Find each line below where the word "image" occurs, and copy it.

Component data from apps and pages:
=== Begin Enclosure ===

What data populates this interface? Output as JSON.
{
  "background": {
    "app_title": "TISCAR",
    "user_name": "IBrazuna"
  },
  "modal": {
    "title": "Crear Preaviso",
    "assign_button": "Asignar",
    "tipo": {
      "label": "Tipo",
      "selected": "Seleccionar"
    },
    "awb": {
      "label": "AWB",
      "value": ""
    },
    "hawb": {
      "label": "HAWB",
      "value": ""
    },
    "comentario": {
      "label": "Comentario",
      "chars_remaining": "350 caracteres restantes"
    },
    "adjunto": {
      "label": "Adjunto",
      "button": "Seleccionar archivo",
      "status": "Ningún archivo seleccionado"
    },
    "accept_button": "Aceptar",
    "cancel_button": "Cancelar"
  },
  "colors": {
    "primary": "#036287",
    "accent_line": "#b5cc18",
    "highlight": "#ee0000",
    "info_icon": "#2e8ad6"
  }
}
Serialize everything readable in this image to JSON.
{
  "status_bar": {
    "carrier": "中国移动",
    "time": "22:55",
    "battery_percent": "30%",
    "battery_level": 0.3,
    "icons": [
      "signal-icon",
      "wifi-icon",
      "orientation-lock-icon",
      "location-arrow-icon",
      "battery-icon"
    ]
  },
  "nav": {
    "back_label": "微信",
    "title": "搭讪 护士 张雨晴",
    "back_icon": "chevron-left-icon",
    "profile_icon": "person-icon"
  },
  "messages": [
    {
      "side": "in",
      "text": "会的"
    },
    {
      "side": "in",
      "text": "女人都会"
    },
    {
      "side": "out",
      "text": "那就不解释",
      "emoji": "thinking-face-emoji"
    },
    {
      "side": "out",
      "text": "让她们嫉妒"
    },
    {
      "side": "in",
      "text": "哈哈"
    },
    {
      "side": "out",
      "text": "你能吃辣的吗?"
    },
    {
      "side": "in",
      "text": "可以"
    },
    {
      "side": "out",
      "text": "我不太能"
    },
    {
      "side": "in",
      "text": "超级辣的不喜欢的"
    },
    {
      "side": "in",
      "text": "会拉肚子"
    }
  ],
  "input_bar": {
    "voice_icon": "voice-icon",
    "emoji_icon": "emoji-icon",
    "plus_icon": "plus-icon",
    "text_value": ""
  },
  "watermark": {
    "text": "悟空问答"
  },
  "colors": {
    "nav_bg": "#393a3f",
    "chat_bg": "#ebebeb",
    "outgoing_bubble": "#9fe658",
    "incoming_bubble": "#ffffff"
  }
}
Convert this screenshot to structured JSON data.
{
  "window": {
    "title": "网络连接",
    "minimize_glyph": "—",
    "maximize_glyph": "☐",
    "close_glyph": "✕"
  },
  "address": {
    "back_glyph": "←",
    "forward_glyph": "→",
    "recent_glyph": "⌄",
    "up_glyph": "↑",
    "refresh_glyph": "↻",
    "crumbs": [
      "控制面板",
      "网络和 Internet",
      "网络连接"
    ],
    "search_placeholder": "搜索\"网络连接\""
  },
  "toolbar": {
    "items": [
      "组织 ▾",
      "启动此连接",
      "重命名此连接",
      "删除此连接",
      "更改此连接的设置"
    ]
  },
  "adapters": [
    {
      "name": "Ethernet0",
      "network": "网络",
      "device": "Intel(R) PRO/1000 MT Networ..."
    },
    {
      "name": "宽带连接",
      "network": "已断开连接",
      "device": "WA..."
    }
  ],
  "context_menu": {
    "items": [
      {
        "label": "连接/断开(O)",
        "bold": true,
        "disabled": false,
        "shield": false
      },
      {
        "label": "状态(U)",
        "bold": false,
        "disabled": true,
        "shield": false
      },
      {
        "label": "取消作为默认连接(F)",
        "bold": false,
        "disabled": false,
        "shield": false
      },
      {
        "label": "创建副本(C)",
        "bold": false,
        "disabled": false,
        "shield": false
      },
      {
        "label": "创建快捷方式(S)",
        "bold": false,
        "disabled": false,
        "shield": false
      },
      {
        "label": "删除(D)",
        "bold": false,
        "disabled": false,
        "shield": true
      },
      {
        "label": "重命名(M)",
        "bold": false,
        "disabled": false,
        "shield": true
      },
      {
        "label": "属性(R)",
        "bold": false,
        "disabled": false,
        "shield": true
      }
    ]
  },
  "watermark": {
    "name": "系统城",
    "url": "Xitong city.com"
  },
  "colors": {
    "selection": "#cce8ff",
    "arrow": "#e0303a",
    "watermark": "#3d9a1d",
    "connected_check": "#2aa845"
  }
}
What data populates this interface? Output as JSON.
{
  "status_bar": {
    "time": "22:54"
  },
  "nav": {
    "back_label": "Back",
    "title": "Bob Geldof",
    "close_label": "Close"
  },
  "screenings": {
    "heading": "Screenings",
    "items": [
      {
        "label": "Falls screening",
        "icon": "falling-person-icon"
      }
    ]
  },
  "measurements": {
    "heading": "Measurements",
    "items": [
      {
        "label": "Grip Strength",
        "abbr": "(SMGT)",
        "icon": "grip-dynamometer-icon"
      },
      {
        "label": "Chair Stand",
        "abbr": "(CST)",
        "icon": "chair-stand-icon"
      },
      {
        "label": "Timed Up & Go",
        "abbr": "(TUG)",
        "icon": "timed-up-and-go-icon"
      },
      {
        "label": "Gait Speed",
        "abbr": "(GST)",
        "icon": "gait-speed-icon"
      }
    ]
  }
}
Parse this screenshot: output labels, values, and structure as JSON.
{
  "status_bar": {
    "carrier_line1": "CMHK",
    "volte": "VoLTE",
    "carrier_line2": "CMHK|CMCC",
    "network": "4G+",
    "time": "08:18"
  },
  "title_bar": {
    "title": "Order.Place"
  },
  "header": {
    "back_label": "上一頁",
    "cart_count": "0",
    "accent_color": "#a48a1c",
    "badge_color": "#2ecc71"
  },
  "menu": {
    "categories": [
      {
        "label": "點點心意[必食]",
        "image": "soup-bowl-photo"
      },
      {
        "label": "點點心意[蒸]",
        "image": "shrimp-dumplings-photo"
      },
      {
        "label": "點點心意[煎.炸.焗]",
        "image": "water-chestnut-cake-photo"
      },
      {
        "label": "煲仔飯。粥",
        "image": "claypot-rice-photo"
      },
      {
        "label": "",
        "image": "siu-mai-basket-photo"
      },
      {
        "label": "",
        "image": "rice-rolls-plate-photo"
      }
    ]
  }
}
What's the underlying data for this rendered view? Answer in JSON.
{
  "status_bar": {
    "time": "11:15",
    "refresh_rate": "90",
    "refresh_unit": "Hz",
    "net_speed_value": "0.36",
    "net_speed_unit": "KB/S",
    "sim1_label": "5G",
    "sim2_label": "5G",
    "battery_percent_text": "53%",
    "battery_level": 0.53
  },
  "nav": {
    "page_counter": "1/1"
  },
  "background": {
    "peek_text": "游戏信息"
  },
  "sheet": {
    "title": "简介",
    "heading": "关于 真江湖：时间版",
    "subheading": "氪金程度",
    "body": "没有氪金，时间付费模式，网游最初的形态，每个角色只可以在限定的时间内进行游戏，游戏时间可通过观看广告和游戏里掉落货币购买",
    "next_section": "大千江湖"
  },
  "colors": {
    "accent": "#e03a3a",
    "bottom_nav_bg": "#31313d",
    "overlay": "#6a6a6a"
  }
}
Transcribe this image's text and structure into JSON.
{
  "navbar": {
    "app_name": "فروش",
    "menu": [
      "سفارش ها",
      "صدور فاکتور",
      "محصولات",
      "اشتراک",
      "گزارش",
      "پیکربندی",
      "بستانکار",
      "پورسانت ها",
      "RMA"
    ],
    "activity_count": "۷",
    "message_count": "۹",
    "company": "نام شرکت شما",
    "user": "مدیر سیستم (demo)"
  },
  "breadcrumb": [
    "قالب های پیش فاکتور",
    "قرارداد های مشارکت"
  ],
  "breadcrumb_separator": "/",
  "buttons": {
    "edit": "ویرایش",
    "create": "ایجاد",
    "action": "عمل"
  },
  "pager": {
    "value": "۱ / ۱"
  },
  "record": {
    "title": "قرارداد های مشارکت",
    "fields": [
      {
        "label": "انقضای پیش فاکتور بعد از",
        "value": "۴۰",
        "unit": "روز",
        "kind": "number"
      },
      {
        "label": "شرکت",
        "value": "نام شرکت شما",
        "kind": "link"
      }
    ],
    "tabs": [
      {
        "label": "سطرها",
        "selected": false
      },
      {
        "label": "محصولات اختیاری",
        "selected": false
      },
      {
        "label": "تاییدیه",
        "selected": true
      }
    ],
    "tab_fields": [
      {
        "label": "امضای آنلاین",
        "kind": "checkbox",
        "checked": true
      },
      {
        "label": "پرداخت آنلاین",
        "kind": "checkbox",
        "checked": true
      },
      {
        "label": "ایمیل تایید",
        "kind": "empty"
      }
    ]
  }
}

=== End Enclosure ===

▶ **Answer for the task**
Serialize everything readable in this image to JSON.
        "image": "soup-bowl-photo"
        "image": "shrimp-dumplings-photo"
        "image": "water-chestnut-cake-photo"
        "image": "claypot-rice-photo"
        "image": "siu-mai-basket-photo"
        "image": "rice-rolls-plate-photo"
Transcribe this image's text and structure into JSON.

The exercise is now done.